[App and web page records]
=== Section Start ===

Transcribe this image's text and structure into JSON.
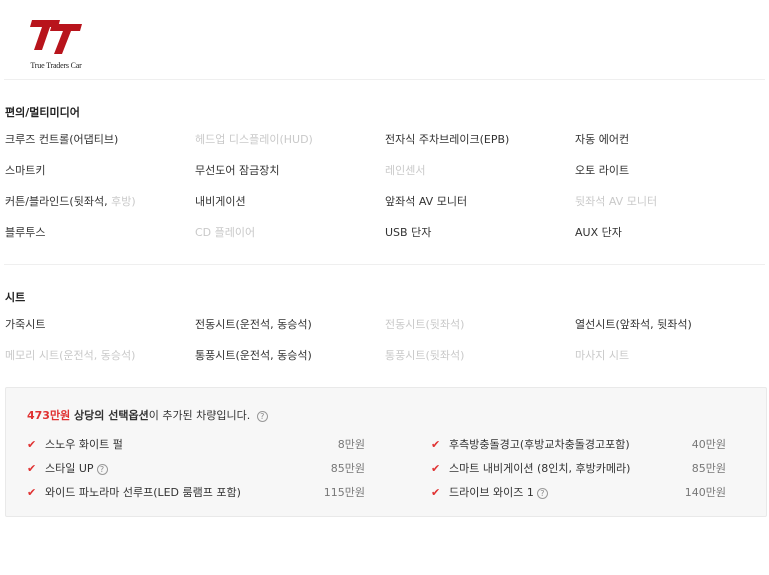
{
  "brand": {
    "logo_text": "True Traders Car"
  },
  "sections": {
    "convenience": {
      "title": "편의/멀티미디어",
      "rows": [
        [
          {
            "label": "크루즈 컨트롤(어댑티브)",
            "on": true
          },
          {
            "label": "헤드업 디스플레이(HUD)",
            "on": false
          },
          {
            "label": "전자식 주차브레이크(EPB)",
            "on": true
          },
          {
            "label": "자동 에어컨",
            "on": true
          }
        ],
        [
          {
            "label": "스마트키",
            "on": true
          },
          {
            "label": "무선도어 잠금장치",
            "on": true
          },
          {
            "label": "레인센서",
            "on": false
          },
          {
            "label": "오토 라이트",
            "on": true
          }
        ],
        [
          {
            "label": "커튼/블라인드(뒷좌석, ",
            "sub": "후방)",
            "on": true
          },
          {
            "label": "내비게이션",
            "on": true
          },
          {
            "label": "앞좌석 AV 모니터",
            "on": true
          },
          {
            "label": "뒷좌석 AV 모니터",
            "on": false
          }
        ],
        [
          {
            "label": "블루투스",
            "on": true
          },
          {
            "label": "CD 플레이어",
            "on": false
          },
          {
            "label": "USB 단자",
            "on": true
          },
          {
            "label": "AUX 단자",
            "on": true
          }
        ]
      ]
    },
    "seats": {
      "title": "시트",
      "rows": [
        [
          {
            "label": "가죽시트",
            "on": true
          },
          {
            "label": "전동시트(운전석, 동승석)",
            "on": true
          },
          {
            "label": "전동시트(뒷좌석)",
            "on": false
          },
          {
            "label": "열선시트(앞좌석, 뒷좌석)",
            "on": true
          }
        ],
        [
          {
            "label": "메모리 시트(운전석, 동승석)",
            "on": false
          },
          {
            "label": "통풍시트(운전석, 동승석)",
            "on": true
          },
          {
            "label": "통풍시트(뒷좌석)",
            "on": false
          },
          {
            "label": "마사지 시트",
            "on": false
          }
        ]
      ]
    }
  },
  "options_box": {
    "price": "473만원",
    "head_bold": " 상당의 선택옵션",
    "head_rest": "이 추가된 차량입니다.",
    "help_icon": "?",
    "left": [
      {
        "name": "스노우 화이트 펄",
        "price": "8만원",
        "help": false
      },
      {
        "name": "스타일 UP",
        "price": "85만원",
        "help": true
      },
      {
        "name": "와이드 파노라마 선루프(LED 룸램프 포함)",
        "price": "115만원",
        "help": false
      }
    ],
    "right": [
      {
        "name": "후측방충돌경고(후방교차충돌경고포함)",
        "price": "40만원",
        "help": false
      },
      {
        "name": "스마트 내비게이션 (8인치, 후방카메라)",
        "price": "85만원",
        "help": false
      },
      {
        "name": "드라이브 와이즈 1",
        "price": "140만원",
        "help": true
      }
    ],
    "check_icon": "✔"
  },
  "colors": {
    "accent": "#e03131",
    "muted": "#c9c9c9",
    "logo_red": "#b8141c"
  }
}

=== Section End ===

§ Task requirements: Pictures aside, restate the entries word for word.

§ Output below:
Transcribe this image's text and structure into JSON.
{
  "brand": {
    "logo_text": "True Traders Car"
  },
  "sections": {
    "convenience": {
      "title": "편의/멀티미디어",
      "rows": [
        [
          {
            "label": "크루즈 컨트롤(어댑티브)",
            "on": true
          },
          {
            "label": "헤드업 디스플레이(HUD)",
            "on": false
          },
          {
            "label": "전자식 주차브레이크(EPB)",
            "on": true
          },
          {
            "label": "자동 에어컨",
            "on": true
          }
        ],
        [
          {
            "label": "스마트키",
            "on": true
          },
          {
            "label": "무선도어 잠금장치",
            "on": true
          },
          {
            "label": "레인센서",
            "on": false
          },
          {
            "label": "오토 라이트",
            "on": true
          }
        ],
        [
          {
            "label": "커튼/블라인드(뒷좌석, ",
            "sub": "후방)",
            "on": true
          },
          {
            "label": "내비게이션",
            "on": true
          },
          {
            "label": "앞좌석 AV 모니터",
            "on": true
          },
          {
            "label": "뒷좌석 AV 모니터",
            "on": false
          }
        ],
        [
          {
            "label": "블루투스",
            "on": true
          },
          {
            "label": "CD 플레이어",
            "on": false
          },
          {
            "label": "USB 단자",
            "on": true
          },
          {
            "label": "AUX 단자",
            "on": true
          }
        ]
      ]
    },
    "seats": {
      "title": "시트",
      "rows": [
        [
          {
            "label": "가죽시트",
            "on": true
          },
          {
            "label": "전동시트(운전석, 동승석)",
            "on": true
          },
          {
            "label": "전동시트(뒷좌석)",
            "on": false
          },
          {
            "label": "열선시트(앞좌석, 뒷좌석)",
            "on": true
          }
        ],
        [
          {
            "label": "메모리 시트(운전석, 동승석)",
            "on": false
          },
          {
            "label": "통풍시트(운전석, 동승석)",
            "on": true
          },
          {
            "label": "통풍시트(뒷좌석)",
            "on": false
          },
          {
            "label": "마사지 시트",
            "on": false
          }
        ]
      ]
    }
  },
  "options_box": {
    "price": "473만원",
    "head_bold": " 상당의 선택옵션",
    "head_rest": "이 추가된 차량입니다.",
    "help_icon": "?",
    "left": [
      {
        "name": "스노우 화이트 펄",
        "price": "8만원",
        "help": false
      },
      {
        "name": "스타일 UP",
        "price": "85만원",
        "help": true
      },
      {
        "name": "와이드 파노라마 선루프(LED 룸램프 포함)",
        "price": "115만원",
        "help": false
      }
    ],
    "right": [
      {
        "name": "후측방충돌경고(후방교차충돌경고포함)",
        "price": "40만원",
        "help": false
      },
      {
        "name": "스마트 내비게이션 (8인치, 후방카메라)",
        "price": "85만원",
        "help": false
      },
      {
        "name": "드라이브 와이즈 1",
        "price": "140만원",
        "help": true
      }
    ],
    "check_icon": "✔"
  },
  "colors": {
    "accent": "#e03131",
    "muted": "#c9c9c9",
    "logo_red": "#b8141c"
  }
}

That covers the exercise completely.